For the great majority of poor countries, however, the fact that them-as-has-gets seriously delays the delivery of trade benefits to the poor. They have to wait as the well-to-do cream off their excessive shares before they get to see significant improvements.
With redistribution, the poor see benefits immediately, and although the study doesn’t say so explicitly, speed is important if the world is going to meet its target of cutting in half by 2015 the 1.3 billion people now living in abject poverty.
The U.N. defines abject poverty as existing on less than $1 a day (U.S.), or about $1.58 (Can.).
The most direct way to redistribute income, the study says, is to change tax rates to impose higher taxes on the rich, lower taxes on those with modest incomes, and to use surplus funds to provide services to the poor.
The study acknowledges, however, that changing existing incomes by shifting tax rates would be politically difficult in many countries. One alternative, it suggests, is to distribute the benefits of increased trade (growth in per capita income) evenly across all income sectors. In other words, ensure that those in abject poverty share the increase on an equal basis with everyone else.
What I found most compelling in the study was the observation that redistribution of income does not necessarily mean that money needs to be transferred directly to the poor. Building schools, hiring teachers, providing textbooks and computers, improving health services — all these initiatives would be the equivalent of shifting money to the poor. And, by far, the greatest needs of the poor are for education and health services if they are going to improve their lot.
This observation solves what, for me, would have been a difficult dilemma. I think it would smack too much of meddling for the Canadian government to say to poor countries, we will only give you foreign aid if you redistribute income.
But it would be quite a different matter to focus foreign aid on education and health. It would also be easier for Ottawa to monitor, ensuring that what it wanted to deliver, got delivered.
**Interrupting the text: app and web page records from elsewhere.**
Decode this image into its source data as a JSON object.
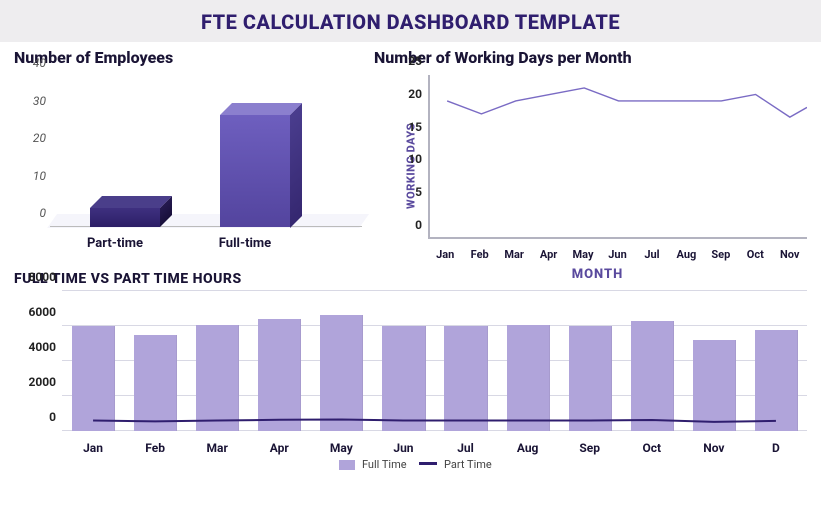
{
  "header": {
    "title": "FTE CALCULATION DASHBOARD TEMPLATE"
  },
  "employees_chart": {
    "title": "Number of Employees",
    "yticks": [
      0,
      10,
      20,
      30,
      40
    ],
    "categories": [
      "Part-time",
      "Full-time"
    ]
  },
  "workingdays_chart": {
    "title": "Number of Working Days per Month",
    "ylabel": "WORKING DAYS",
    "xlabel": "MONTH",
    "yticks": [
      0,
      5,
      10,
      15,
      20,
      25
    ],
    "categories": [
      "Jan",
      "Feb",
      "Mar",
      "Apr",
      "May",
      "Jun",
      "Jul",
      "Aug",
      "Sep",
      "Oct",
      "Nov"
    ]
  },
  "ftpt_chart": {
    "title": "FULL TIME VS PART TIME HOURS",
    "yticks": [
      0,
      2000,
      4000,
      6000,
      8000
    ],
    "categories": [
      "Jan",
      "Feb",
      "Mar",
      "Apr",
      "May",
      "Jun",
      "Jul",
      "Aug",
      "Sep",
      "Oct",
      "Nov",
      "D"
    ],
    "legend": {
      "fulltime": "Full Time",
      "parttime": "Part Time"
    }
  },
  "chart_data": [
    {
      "type": "bar",
      "title": "Number of Employees",
      "categories": [
        "Part-time",
        "Full-time"
      ],
      "values": [
        5,
        30
      ],
      "ylim": [
        0,
        40
      ]
    },
    {
      "type": "line",
      "title": "Number of Working Days per Month",
      "xlabel": "MONTH",
      "ylabel": "WORKING DAYS",
      "categories": [
        "Jan",
        "Feb",
        "Mar",
        "Apr",
        "May",
        "Jun",
        "Jul",
        "Aug",
        "Sep",
        "Oct",
        "Nov"
      ],
      "values": [
        21,
        19,
        21,
        22,
        23,
        21,
        21,
        21,
        21,
        22,
        18.5
      ],
      "ylim": [
        0,
        25
      ]
    },
    {
      "type": "bar",
      "title": "FULL TIME VS PART TIME HOURS",
      "categories": [
        "Jan",
        "Feb",
        "Mar",
        "Apr",
        "May",
        "Jun",
        "Jul",
        "Aug",
        "Sep",
        "Oct",
        "Nov",
        "Dec"
      ],
      "series": [
        {
          "name": "Full Time",
          "values": [
            6000,
            5500,
            6050,
            6400,
            6650,
            6000,
            6000,
            6050,
            6000,
            6300,
            5200,
            5800
          ]
        },
        {
          "name": "Part Time",
          "values": [
            600,
            550,
            600,
            640,
            660,
            600,
            600,
            600,
            600,
            630,
            520,
            580
          ]
        }
      ],
      "ylim": [
        0,
        8000
      ]
    }
  ]
}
And since the study says focusing aid this way will help pull people out of poverty three times faster than providing money for such things as roads and commercial endeavours, adopting this approach would make eminent sense — especially since reducing poverty helps not only the poor: it helps to resolve just about every other global problem we’ve got.